For people in Europe who want to scratch this particular itch, it's not too difficult, as nearly all of the major European books offer political betting. In the United States, it's not so easy. Governmental authorities tend to be very leery of wagering. Maybe this is due to concern about the social costs. Or maybe it's because the existing gambling operations (e.g., Las Vegas) have lots of very good lobbyists and use them to do whatever it takes to maintain their near-monopoly. Maybe it's some of both.
There have been a few high-profile attempts to offer political wagering for Americans, most notably PredictIt.com. That site is actually based in New Zealand, and it only offers fairly small wagers, so it would be pretty hard to blow the rent money betting on Rep. Marjorie Taylor Greene (R-GA) to become the next Speaker of the House. For these reasons, the folks who run PredictIt thought they could fly under the radar and could avoid raising the hackles of the regulators. This proved to be an incorrect assumption, however, and soon the site will be blocked in the U.S. for people who don't have a VPN.

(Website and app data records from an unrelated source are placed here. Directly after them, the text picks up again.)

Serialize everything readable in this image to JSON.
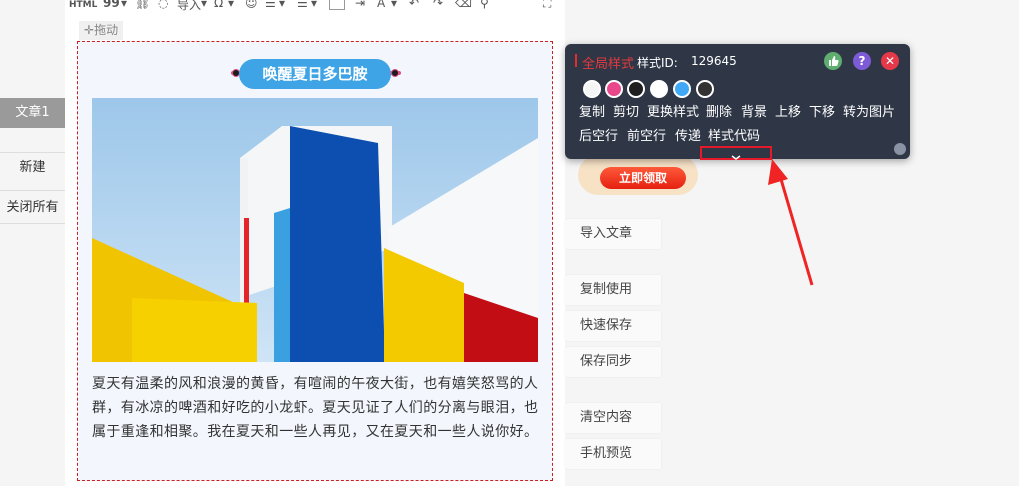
{
  "toolbar": {
    "html_label": "HTML",
    "quote_label": "99",
    "import_label": "导入"
  },
  "editor": {
    "drag_label": "拖动"
  },
  "article": {
    "title": "唤醒夏日多巴胺",
    "body": "夏天有温柔的风和浪漫的黄昏，有喧闹的午夜大街，也有嬉笑怒骂的人群，有冰凉的啤酒和好吃的小龙虾。夏天见证了人们的分离与眼泪，也属于重逢和相聚。我在夏天和一些人再见，又在夏天和一些人说你好。",
    "pill_color": "#3ea4e6"
  },
  "sidebar": {
    "items": [
      {
        "label": "文章1"
      },
      {
        "label": "新建"
      },
      {
        "label": "关闭所有"
      }
    ]
  },
  "style_panel": {
    "title": "全局样式",
    "id_label": "样式ID:",
    "id_value": "129645",
    "swatches": [
      "#f5f5f5",
      "#e8478b",
      "#1f1f1f",
      "#ffffff",
      "#3fa9f5",
      "#333333"
    ],
    "actions_row1": [
      "复制",
      "剪切",
      "更换样式",
      "删除",
      "背景",
      "上移",
      "下移",
      "转为图片"
    ],
    "actions_row2": [
      "后空行",
      "前空行",
      "传递",
      "样式代码"
    ],
    "icons": [
      "thumbs-up-icon",
      "help-icon",
      "close-icon"
    ]
  },
  "right_actions": [
    {
      "label": "导入文章"
    },
    {
      "label": "复制使用"
    },
    {
      "label": "快速保存"
    },
    {
      "label": "保存同步"
    },
    {
      "label": "清空内容"
    },
    {
      "label": "手机预览"
    }
  ],
  "promo": {
    "button_label": "立即领取"
  }
}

Now, a different company thinks it's cracked the code. That would be Kalshi, Inc., which is based in the United States and is already licensed by the Commodity Futures Trading Commission (CFTC). Kalshi's shtick is that they allow people to wager on future events, arguing that this allows businesses to hedge and to reduce volatility. For example, a store owner could bet that the economy will go into a recession. If it does, then they win their bet and get money to ride out the lean times. If it doesn't, then their business continues to be successful and they don't have to worry about running out of money.
Now, Kalshi had added political wagers to its list of "products," and is trying to secure CFTC approval for this "expansion." Right now, the available wagers are pretty vanilla, like "Will the government shut down?" or "Will there be an income tax hike?" The argument that Kalshi is advancing is that these things are just as likely to affect a business's bottom line as a recession, or the outbreak of a war in Asia, or the price of frozen concentrated orange juice, and so business owners should have the opportunity to hedge as they see fit.
On one hand, this is a perfectly reasonable argument. On the other hand, nobody actually believes that the only customers will be business owners trying to keep their businesses running smoothly. That said, political betting is eventually going to be legal and above-board in the U.S., just as it is in Europe. So, the CFTC is going to have to think about whether Kalshi might be the best choice to lead the country into that brave (not so) new world, or if it's worth it to try to stem the tide for a little longer. (Z)